Enigmatic was more difficult to deal with. The answer to the question was much less concrete than that of disappearance. Eventually I decided to create a mysterious looking font that I thought would resemble ancient runes and text of centuries past. Though I think it’s the less successful of the two representational typefaces, I think it’s understandable to link my font with the world “enigmatic.”
All in all, this project took an interesting approach towards teaching type design, and I feel as though I’ve gained a bit more of an understanding of the process of creating the letters and alphabets for words that we read and use every day.
When creating his fictional letterform, Tyler emulated the style of the typeface almost perfectly. All shapes, forms, and proportions make logical sense in his new letterform. I, however, disagree with his choice in using the bottom of the g in the construction of the new letter. For me, I don’t think it naturally flows from the letter. The top is too rigid and straight compared to the flowing loop of the bottom. Overall, however, I think Tyler completed the assignment very well, creating a unique but consistent letterform.
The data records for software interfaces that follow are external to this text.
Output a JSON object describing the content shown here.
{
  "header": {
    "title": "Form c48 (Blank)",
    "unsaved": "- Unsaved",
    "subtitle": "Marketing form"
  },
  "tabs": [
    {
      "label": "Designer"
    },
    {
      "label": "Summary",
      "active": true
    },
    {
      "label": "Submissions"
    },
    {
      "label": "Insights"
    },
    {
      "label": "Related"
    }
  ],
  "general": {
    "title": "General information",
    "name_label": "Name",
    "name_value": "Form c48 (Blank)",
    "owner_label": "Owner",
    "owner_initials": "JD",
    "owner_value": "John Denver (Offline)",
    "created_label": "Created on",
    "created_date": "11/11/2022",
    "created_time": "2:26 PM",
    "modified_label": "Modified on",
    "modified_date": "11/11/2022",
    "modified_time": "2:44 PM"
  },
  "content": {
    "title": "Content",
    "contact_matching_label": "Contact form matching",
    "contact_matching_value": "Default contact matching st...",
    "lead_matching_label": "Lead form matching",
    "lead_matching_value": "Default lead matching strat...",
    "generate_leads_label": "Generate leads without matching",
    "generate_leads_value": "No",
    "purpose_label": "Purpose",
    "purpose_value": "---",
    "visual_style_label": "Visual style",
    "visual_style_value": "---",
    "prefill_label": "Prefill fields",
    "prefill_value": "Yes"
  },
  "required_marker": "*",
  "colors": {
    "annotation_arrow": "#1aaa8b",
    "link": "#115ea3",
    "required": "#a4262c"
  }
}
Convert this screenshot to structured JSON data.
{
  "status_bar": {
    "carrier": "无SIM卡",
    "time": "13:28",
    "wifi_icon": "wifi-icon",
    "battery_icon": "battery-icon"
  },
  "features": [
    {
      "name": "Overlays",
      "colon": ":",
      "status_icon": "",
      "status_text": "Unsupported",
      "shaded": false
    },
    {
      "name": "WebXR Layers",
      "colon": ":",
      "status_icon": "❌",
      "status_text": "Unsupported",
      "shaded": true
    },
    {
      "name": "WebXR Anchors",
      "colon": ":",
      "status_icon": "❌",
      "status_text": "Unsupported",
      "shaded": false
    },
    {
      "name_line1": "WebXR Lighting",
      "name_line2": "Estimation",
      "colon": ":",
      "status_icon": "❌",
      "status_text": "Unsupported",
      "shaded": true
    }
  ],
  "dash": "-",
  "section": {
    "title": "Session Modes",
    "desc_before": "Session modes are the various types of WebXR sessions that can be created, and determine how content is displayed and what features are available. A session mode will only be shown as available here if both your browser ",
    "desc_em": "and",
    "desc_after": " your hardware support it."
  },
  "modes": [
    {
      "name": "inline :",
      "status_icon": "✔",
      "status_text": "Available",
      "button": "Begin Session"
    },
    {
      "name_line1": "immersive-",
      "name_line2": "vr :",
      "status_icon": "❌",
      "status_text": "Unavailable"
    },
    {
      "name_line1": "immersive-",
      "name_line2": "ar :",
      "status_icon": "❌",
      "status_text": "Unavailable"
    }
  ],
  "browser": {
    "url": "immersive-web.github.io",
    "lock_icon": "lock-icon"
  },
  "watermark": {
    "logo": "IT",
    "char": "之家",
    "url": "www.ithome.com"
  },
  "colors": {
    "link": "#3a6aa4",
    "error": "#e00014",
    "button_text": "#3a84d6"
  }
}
Throughout the process, I noticed various components of the letterforms that defined the Adobe Garamond typeface. First of all, I studied the shape of the bowls of b, d, p, and q. The bowls are ovular in shape, with one side flattening out. This creates a small area with a sharper bend as opposed to the smooth curves of an oval. It appears someone similar to the shape of a capital D, with only one sharp corner. Next I noticed that the serifs of the Adobe Garamond Typeface are never perfectly flat. Each have a small dip in them. Furthermore, different serifs occupy different places. A horizontal bar shaped serif is located at the tops and bottoms of some slants, notable in the letters v, x, and y, to name a few. A slanted smaller serif is located at the top of stems, as seen in d, b, and r.
When it came to creating my new letterform, I had drawn up a few sketches of potential candidates. In the end, I decided upon a letter based off of some of the images shown below. In this letter, I implemented the ascender of the letter f, the proportions and shape of the letter, and a serif at the opposite end of the letter.
I played around with a few different ideas, some including cross strokes, some not. I implemented various serifs, from that of the v, that of the n or h, and that of the z.
In the end, I decided to use the ascender of the f, the proportions of the v, and the serif of the z. I decided to do this because I believed using the v serif would cause the letter to look too much like a v with an f attached to it. The serif of the n was also not a good match, considering both the angle and size of the arm it would be attached to. In the end, the z serif was the best match.
In terms of the strong suits of my letterform, I believe that I accurately displayed the style of Adobe Garamond in terms of proportion. All aspects are accurate to the source material, and the letter size makes logical sense. My letter, however, does not completely match the style based off of the choices I made for each part. The overall slant of the letter is quite irregular when compared to other letters within the typeface. Additionally, my choice in using the z serif, while making the letter seem more individual and unique, was inaccurate for the type of serif that would be used under these conditions. Overall, however, I believe my letterform gets the job done.